(MATERIAL FOR THE TASK)
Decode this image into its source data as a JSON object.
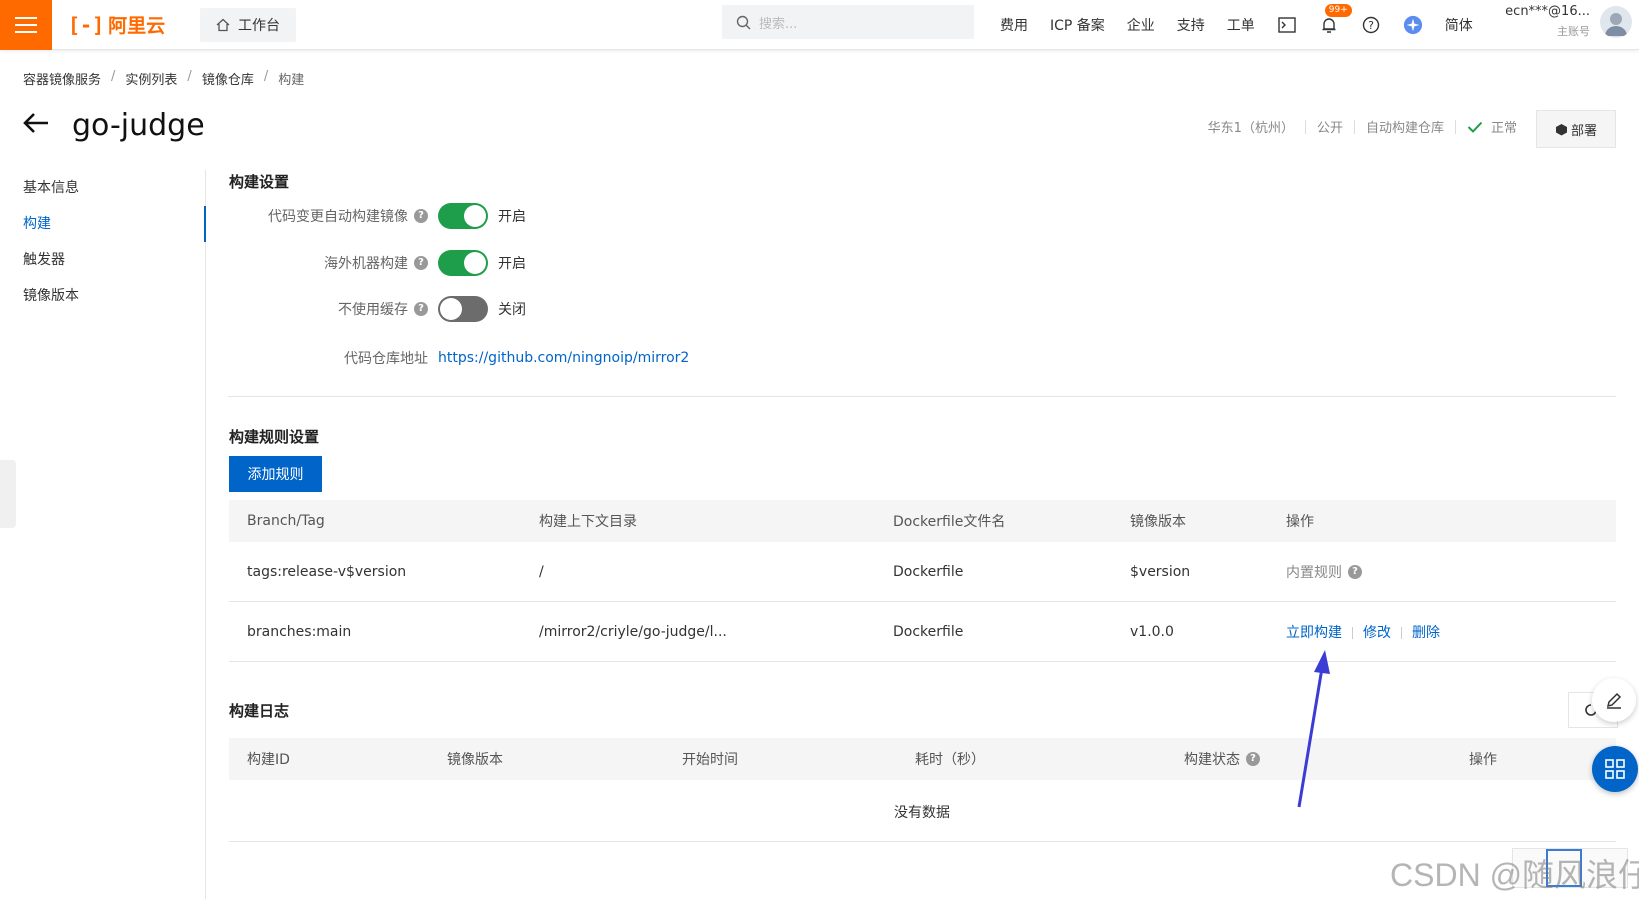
{
  "topbar": {
    "logo_mark": "[-]",
    "logo_text": "阿里云",
    "workbench": "工作台",
    "search_placeholder": "搜索...",
    "nav": [
      "费用",
      "ICP 备案",
      "企业",
      "支持",
      "工单"
    ],
    "badge": "99+",
    "language": "简体",
    "account_name": "ecn***@16...",
    "account_sub": "主账号"
  },
  "breadcrumb": [
    "容器镜像服务",
    "实例列表",
    "镜像仓库",
    "构建"
  ],
  "page": {
    "title": "go-judge",
    "meta": [
      "华东1（杭州）",
      "公开",
      "自动构建仓库"
    ],
    "status": "正常",
    "deploy_label": "部署"
  },
  "sidenav": {
    "items": [
      "基本信息",
      "构建",
      "触发器",
      "镜像版本"
    ],
    "active_index": 1
  },
  "build_settings": {
    "title": "构建设置",
    "rows": [
      {
        "label": "代码变更自动构建镜像",
        "state": "开启",
        "on": true
      },
      {
        "label": "海外机器构建",
        "state": "开启",
        "on": true
      },
      {
        "label": "不使用缓存",
        "state": "关闭",
        "on": false
      }
    ],
    "repo_label": "代码仓库地址",
    "repo_url": "https://github.com/ningnoip/mirror2"
  },
  "rules": {
    "title": "构建规则设置",
    "add_button": "添加规则",
    "columns": [
      "Branch/Tag",
      "构建上下文目录",
      "Dockerfile文件名",
      "镜像版本",
      "操作"
    ],
    "rows": [
      {
        "branch": "tags:release-v$version",
        "context": "/",
        "dockerfile": "Dockerfile",
        "version": "$version",
        "ops_text": "内置规则"
      },
      {
        "branch": "branches:main",
        "context": "/mirror2/criyle/go-judge/l...",
        "dockerfile": "Dockerfile",
        "version": "v1.0.0",
        "ops": [
          "立即构建",
          "修改",
          "删除"
        ]
      }
    ]
  },
  "logs": {
    "title": "构建日志",
    "columns": [
      "构建ID",
      "镜像版本",
      "开始时间",
      "耗时（秒）",
      "构建状态",
      "操作"
    ],
    "empty": "没有数据"
  },
  "watermark": "CSDN @随风浪仔",
  "colors": {
    "brand": "#ff6a00",
    "primary": "#0064c8",
    "switch_on": "#1e9e4a",
    "annotation": "#3b3bd6"
  }
}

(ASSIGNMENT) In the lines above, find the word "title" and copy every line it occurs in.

(REPLY)
    "title": "go-judge",
    "title": "构建设置",
    "title": "构建规则设置",
    "title": "构建日志",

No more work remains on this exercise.